▶ _Work to be completed_:
Sort through the entries below and pull out lines containing the word "viscosity".

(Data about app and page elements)

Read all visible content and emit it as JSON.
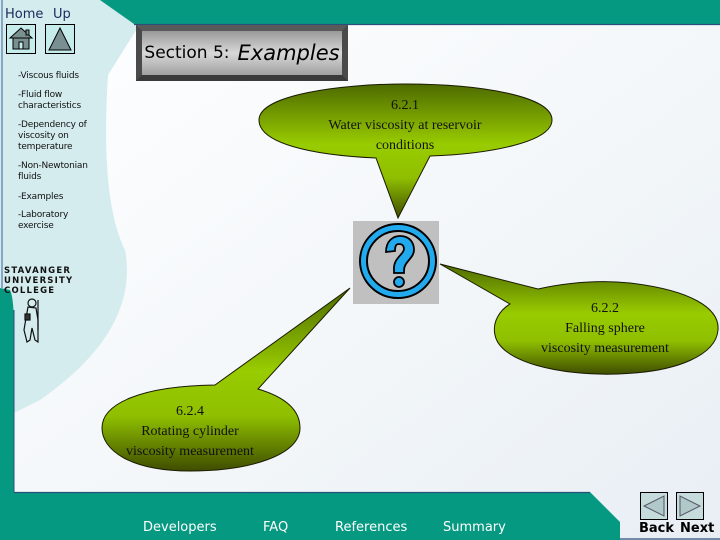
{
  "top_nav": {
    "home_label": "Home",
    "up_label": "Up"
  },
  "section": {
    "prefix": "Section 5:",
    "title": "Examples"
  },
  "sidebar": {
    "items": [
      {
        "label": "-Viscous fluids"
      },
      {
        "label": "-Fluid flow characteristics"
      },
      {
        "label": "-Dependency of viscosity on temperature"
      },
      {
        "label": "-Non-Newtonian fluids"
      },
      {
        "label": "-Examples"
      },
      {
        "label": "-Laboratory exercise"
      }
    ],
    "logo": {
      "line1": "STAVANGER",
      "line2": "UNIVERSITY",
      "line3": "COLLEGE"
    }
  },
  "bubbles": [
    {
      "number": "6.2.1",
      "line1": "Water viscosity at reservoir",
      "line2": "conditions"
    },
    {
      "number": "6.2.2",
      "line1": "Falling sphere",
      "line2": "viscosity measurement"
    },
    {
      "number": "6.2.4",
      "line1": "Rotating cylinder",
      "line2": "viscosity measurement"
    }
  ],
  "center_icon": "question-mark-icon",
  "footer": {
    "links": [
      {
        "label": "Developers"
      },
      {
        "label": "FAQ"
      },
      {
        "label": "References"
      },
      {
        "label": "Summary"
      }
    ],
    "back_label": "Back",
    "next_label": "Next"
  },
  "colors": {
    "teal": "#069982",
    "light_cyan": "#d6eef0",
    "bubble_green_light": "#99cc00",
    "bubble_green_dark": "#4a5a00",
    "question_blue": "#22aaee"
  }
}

▶ _Answer for the task_:
        "label": "-Dependency of viscosity on temperature"
      "line1": "Water viscosity at reservoir",
      "line2": "viscosity measurement"
      "line2": "viscosity measurement"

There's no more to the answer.